The Wheel of Time by Robert Jordan and Brandon Sanderson

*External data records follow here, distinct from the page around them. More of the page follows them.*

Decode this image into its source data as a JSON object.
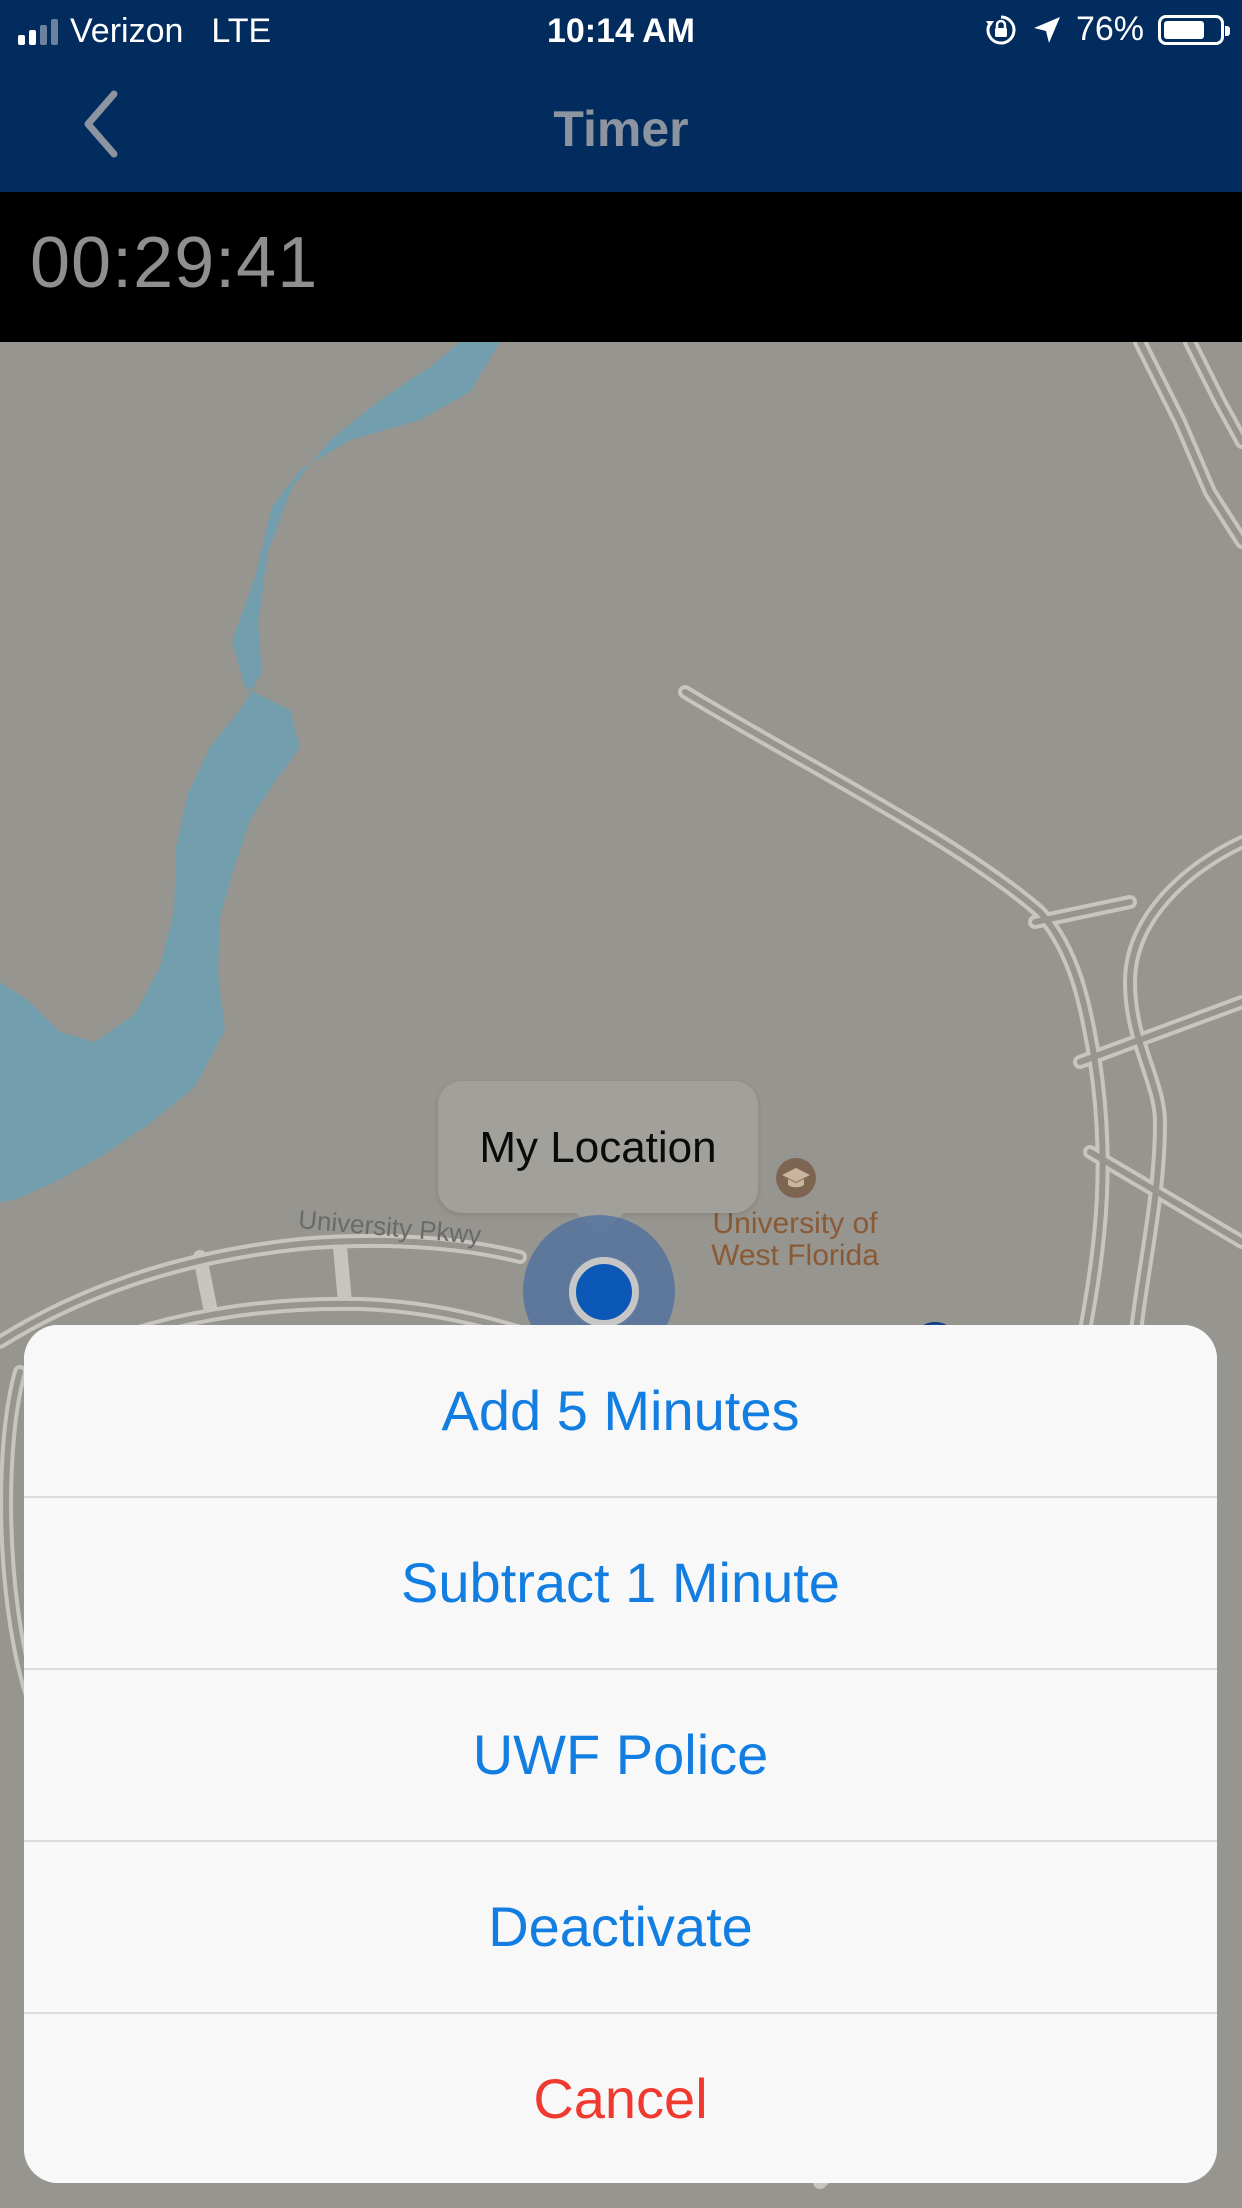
{
  "status_bar": {
    "carrier": "Verizon",
    "network": "LTE",
    "time": "10:14 AM",
    "battery_percent_label": "76%",
    "battery_level": 0.76,
    "icons": [
      "signal-icon",
      "orientation-lock-icon",
      "location-arrow-icon",
      "battery-icon"
    ]
  },
  "nav": {
    "title": "Timer",
    "back_icon": "chevron-left-icon"
  },
  "timer": {
    "value": "00:29:41"
  },
  "map": {
    "callout_text": "My Location",
    "road_label": "University Pkwy",
    "poi_label_line1": "University of",
    "poi_label_line2": "West Florida",
    "poi_icon": "graduation-cap-icon"
  },
  "action_sheet": {
    "items": [
      {
        "label": "Add 5 Minutes"
      },
      {
        "label": "Subtract 1 Minute"
      },
      {
        "label": "UWF Police"
      },
      {
        "label": "Deactivate"
      }
    ],
    "cancel_label": "Cancel"
  },
  "colors": {
    "nav_background": "#022c5e",
    "action_blue": "#127ee2",
    "destructive_red": "#f03a30",
    "map_background": "#97958f",
    "water": "#6f9eb0"
  }
}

Maybe you just want to keep busy for the next four years. If so, Robert Jordan has 14 doorstop-size epics to fill your days. Taking nearly 25 years to complete, with an assist from Brandon Sanderson on the last three after Jordan’s passing in 2007, the series tells the story of Rand al’Thor, a farmboy destined to become the all-powerful “Dragon,” savior or destroyer of the world.